An exact copy of every record is needed, with the pictures left out.

(Interface dataset entries)
━━━
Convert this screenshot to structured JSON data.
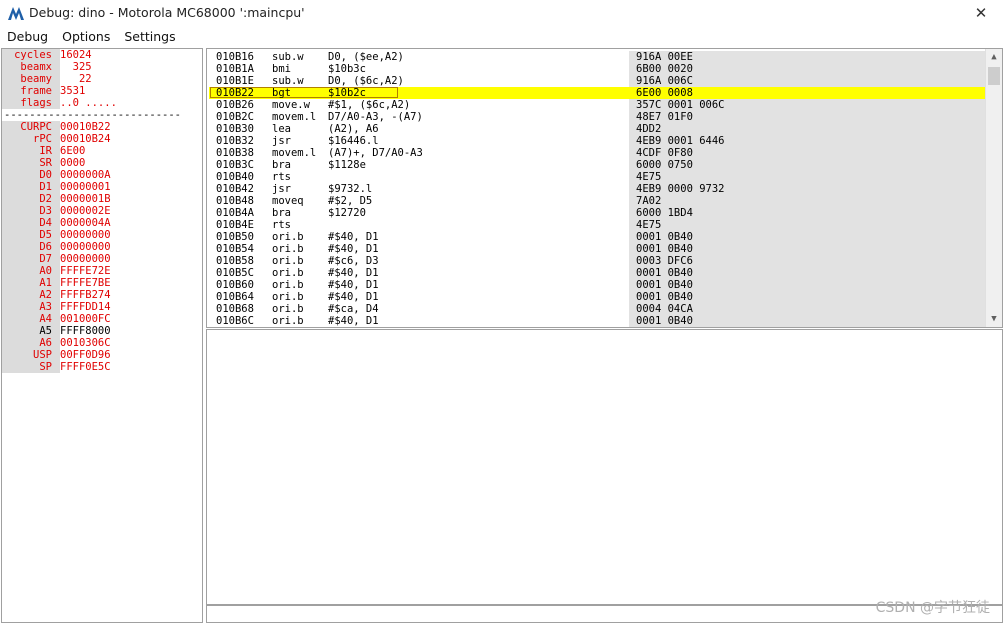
{
  "window": {
    "title": "Debug: dino - Motorola MC68000 ':maincpu'",
    "close_glyph": "✕"
  },
  "menu": [
    "Debug",
    "Options",
    "Settings"
  ],
  "registers_top": [
    {
      "name": "cycles",
      "value": "16024"
    },
    {
      "name": "beamx",
      "value": "  325"
    },
    {
      "name": "beamy",
      "value": "   22"
    },
    {
      "name": "frame",
      "value": "3531"
    },
    {
      "name": "flags",
      "value": "..0 ....."
    }
  ],
  "separator": "----------------------------",
  "registers": [
    {
      "name": "CURPC",
      "value": "00010B22",
      "style": "red"
    },
    {
      "name": "rPC",
      "value": "00010B24",
      "style": "red"
    },
    {
      "name": "IR",
      "value": "6E00",
      "style": "red"
    },
    {
      "name": "SR",
      "value": "0000",
      "style": "red"
    },
    {
      "name": "D0",
      "value": "0000000A",
      "style": "red"
    },
    {
      "name": "D1",
      "value": "00000001",
      "style": "red"
    },
    {
      "name": "D2",
      "value": "0000001B",
      "style": "red"
    },
    {
      "name": "D3",
      "value": "0000002E",
      "style": "red"
    },
    {
      "name": "D4",
      "value": "0000004A",
      "style": "red"
    },
    {
      "name": "D5",
      "value": "00000000",
      "style": "red"
    },
    {
      "name": "D6",
      "value": "00000000",
      "style": "red"
    },
    {
      "name": "D7",
      "value": "00000000",
      "style": "red"
    },
    {
      "name": "A0",
      "value": "FFFFE72E",
      "style": "red"
    },
    {
      "name": "A1",
      "value": "FFFFE7BE",
      "style": "red"
    },
    {
      "name": "A2",
      "value": "FFFFB274",
      "style": "red"
    },
    {
      "name": "A3",
      "value": "FFFFDD14",
      "style": "red"
    },
    {
      "name": "A4",
      "value": "001000FC",
      "style": "red"
    },
    {
      "name": "A5",
      "value": "FFFF8000",
      "style": "plain"
    },
    {
      "name": "A6",
      "value": "0010306C",
      "style": "red"
    },
    {
      "name": "USP",
      "value": "00FF0D96",
      "style": "red"
    },
    {
      "name": "SP",
      "value": "FFFF0E5C",
      "style": "red"
    }
  ],
  "disasm": [
    {
      "addr": "010B16",
      "mn": "sub.w",
      "op": "D0, ($ee,A2)",
      "hex": "916A 00EE"
    },
    {
      "addr": "010B1A",
      "mn": "bmi",
      "op": "$10b3c",
      "hex": "6B00 0020"
    },
    {
      "addr": "010B1E",
      "mn": "sub.w",
      "op": "D0, ($6c,A2)",
      "hex": "916A 006C"
    },
    {
      "addr": "010B22",
      "mn": "bgt",
      "op": "$10b2c",
      "hex": "6E00 0008",
      "current": true
    },
    {
      "addr": "010B26",
      "mn": "move.w",
      "op": "#$1, ($6c,A2)",
      "hex": "357C 0001 006C"
    },
    {
      "addr": "010B2C",
      "mn": "movem.l",
      "op": "D7/A0-A3, -(A7)",
      "hex": "48E7 01F0"
    },
    {
      "addr": "010B30",
      "mn": "lea",
      "op": "(A2), A6",
      "hex": "4DD2"
    },
    {
      "addr": "010B32",
      "mn": "jsr",
      "op": "$16446.l",
      "hex": "4EB9 0001 6446"
    },
    {
      "addr": "010B38",
      "mn": "movem.l",
      "op": "(A7)+, D7/A0-A3",
      "hex": "4CDF 0F80"
    },
    {
      "addr": "010B3C",
      "mn": "bra",
      "op": "$1128e",
      "hex": "6000 0750"
    },
    {
      "addr": "010B40",
      "mn": "rts",
      "op": "",
      "hex": "4E75"
    },
    {
      "addr": "010B42",
      "mn": "jsr",
      "op": "$9732.l",
      "hex": "4EB9 0000 9732"
    },
    {
      "addr": "010B48",
      "mn": "moveq",
      "op": "#$2, D5",
      "hex": "7A02"
    },
    {
      "addr": "010B4A",
      "mn": "bra",
      "op": "$12720",
      "hex": "6000 1BD4"
    },
    {
      "addr": "010B4E",
      "mn": "rts",
      "op": "",
      "hex": "4E75"
    },
    {
      "addr": "010B50",
      "mn": "ori.b",
      "op": "#$40, D1",
      "hex": "0001 0B40"
    },
    {
      "addr": "010B54",
      "mn": "ori.b",
      "op": "#$40, D1",
      "hex": "0001 0B40"
    },
    {
      "addr": "010B58",
      "mn": "ori.b",
      "op": "#$c6, D3",
      "hex": "0003 DFC6"
    },
    {
      "addr": "010B5C",
      "mn": "ori.b",
      "op": "#$40, D1",
      "hex": "0001 0B40"
    },
    {
      "addr": "010B60",
      "mn": "ori.b",
      "op": "#$40, D1",
      "hex": "0001 0B40"
    },
    {
      "addr": "010B64",
      "mn": "ori.b",
      "op": "#$40, D1",
      "hex": "0001 0B40"
    },
    {
      "addr": "010B68",
      "mn": "ori.b",
      "op": "#$ca, D4",
      "hex": "0004 04CA"
    },
    {
      "addr": "010B6C",
      "mn": "ori.b",
      "op": "#$40, D1",
      "hex": "0001 0B40"
    }
  ],
  "scroll": {
    "up": "▲",
    "down": "▼"
  },
  "watermark": "CSDN @字节狂徒"
}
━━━
# RESULT OF THE EXERCISE:
Convert this screenshot to structured JSON data.
{
  "window": {
    "title": "Debug: dino - Motorola MC68000 ':maincpu'",
    "close_glyph": "✕"
  },
  "menu": [
    "Debug",
    "Options",
    "Settings"
  ],
  "registers_top": [
    {
      "name": "cycles",
      "value": "16024"
    },
    {
      "name": "beamx",
      "value": "  325"
    },
    {
      "name": "beamy",
      "value": "   22"
    },
    {
      "name": "frame",
      "value": "3531"
    },
    {
      "name": "flags",
      "value": "..0 ....."
    }
  ],
  "separator": "----------------------------",
  "registers": [
    {
      "name": "CURPC",
      "value": "00010B22",
      "style": "red"
    },
    {
      "name": "rPC",
      "value": "00010B24",
      "style": "red"
    },
    {
      "name": "IR",
      "value": "6E00",
      "style": "red"
    },
    {
      "name": "SR",
      "value": "0000",
      "style": "red"
    },
    {
      "name": "D0",
      "value": "0000000A",
      "style": "red"
    },
    {
      "name": "D1",
      "value": "00000001",
      "style": "red"
    },
    {
      "name": "D2",
      "value": "0000001B",
      "style": "red"
    },
    {
      "name": "D3",
      "value": "0000002E",
      "style": "red"
    },
    {
      "name": "D4",
      "value": "0000004A",
      "style": "red"
    },
    {
      "name": "D5",
      "value": "00000000",
      "style": "red"
    },
    {
      "name": "D6",
      "value": "00000000",
      "style": "red"
    },
    {
      "name": "D7",
      "value": "00000000",
      "style": "red"
    },
    {
      "name": "A0",
      "value": "FFFFE72E",
      "style": "red"
    },
    {
      "name": "A1",
      "value": "FFFFE7BE",
      "style": "red"
    },
    {
      "name": "A2",
      "value": "FFFFB274",
      "style": "red"
    },
    {
      "name": "A3",
      "value": "FFFFDD14",
      "style": "red"
    },
    {
      "name": "A4",
      "value": "001000FC",
      "style": "red"
    },
    {
      "name": "A5",
      "value": "FFFF8000",
      "style": "plain"
    },
    {
      "name": "A6",
      "value": "0010306C",
      "style": "red"
    },
    {
      "name": "USP",
      "value": "00FF0D96",
      "style": "red"
    },
    {
      "name": "SP",
      "value": "FFFF0E5C",
      "style": "red"
    }
  ],
  "disasm": [
    {
      "addr": "010B16",
      "mn": "sub.w",
      "op": "D0, ($ee,A2)",
      "hex": "916A 00EE"
    },
    {
      "addr": "010B1A",
      "mn": "bmi",
      "op": "$10b3c",
      "hex": "6B00 0020"
    },
    {
      "addr": "010B1E",
      "mn": "sub.w",
      "op": "D0, ($6c,A2)",
      "hex": "916A 006C"
    },
    {
      "addr": "010B22",
      "mn": "bgt",
      "op": "$10b2c",
      "hex": "6E00 0008",
      "current": true
    },
    {
      "addr": "010B26",
      "mn": "move.w",
      "op": "#$1, ($6c,A2)",
      "hex": "357C 0001 006C"
    },
    {
      "addr": "010B2C",
      "mn": "movem.l",
      "op": "D7/A0-A3, -(A7)",
      "hex": "48E7 01F0"
    },
    {
      "addr": "010B30",
      "mn": "lea",
      "op": "(A2), A6",
      "hex": "4DD2"
    },
    {
      "addr": "010B32",
      "mn": "jsr",
      "op": "$16446.l",
      "hex": "4EB9 0001 6446"
    },
    {
      "addr": "010B38",
      "mn": "movem.l",
      "op": "(A7)+, D7/A0-A3",
      "hex": "4CDF 0F80"
    },
    {
      "addr": "010B3C",
      "mn": "bra",
      "op": "$1128e",
      "hex": "6000 0750"
    },
    {
      "addr": "010B40",
      "mn": "rts",
      "op": "",
      "hex": "4E75"
    },
    {
      "addr": "010B42",
      "mn": "jsr",
      "op": "$9732.l",
      "hex": "4EB9 0000 9732"
    },
    {
      "addr": "010B48",
      "mn": "moveq",
      "op": "#$2, D5",
      "hex": "7A02"
    },
    {
      "addr": "010B4A",
      "mn": "bra",
      "op": "$12720",
      "hex": "6000 1BD4"
    },
    {
      "addr": "010B4E",
      "mn": "rts",
      "op": "",
      "hex": "4E75"
    },
    {
      "addr": "010B50",
      "mn": "ori.b",
      "op": "#$40, D1",
      "hex": "0001 0B40"
    },
    {
      "addr": "010B54",
      "mn": "ori.b",
      "op": "#$40, D1",
      "hex": "0001 0B40"
    },
    {
      "addr": "010B58",
      "mn": "ori.b",
      "op": "#$c6, D3",
      "hex": "0003 DFC6"
    },
    {
      "addr": "010B5C",
      "mn": "ori.b",
      "op": "#$40, D1",
      "hex": "0001 0B40"
    },
    {
      "addr": "010B60",
      "mn": "ori.b",
      "op": "#$40, D1",
      "hex": "0001 0B40"
    },
    {
      "addr": "010B64",
      "mn": "ori.b",
      "op": "#$40, D1",
      "hex": "0001 0B40"
    },
    {
      "addr": "010B68",
      "mn": "ori.b",
      "op": "#$ca, D4",
      "hex": "0004 04CA"
    },
    {
      "addr": "010B6C",
      "mn": "ori.b",
      "op": "#$40, D1",
      "hex": "0001 0B40"
    }
  ],
  "scroll": {
    "up": "▲",
    "down": "▼"
  },
  "watermark": "CSDN @字节狂徒"
}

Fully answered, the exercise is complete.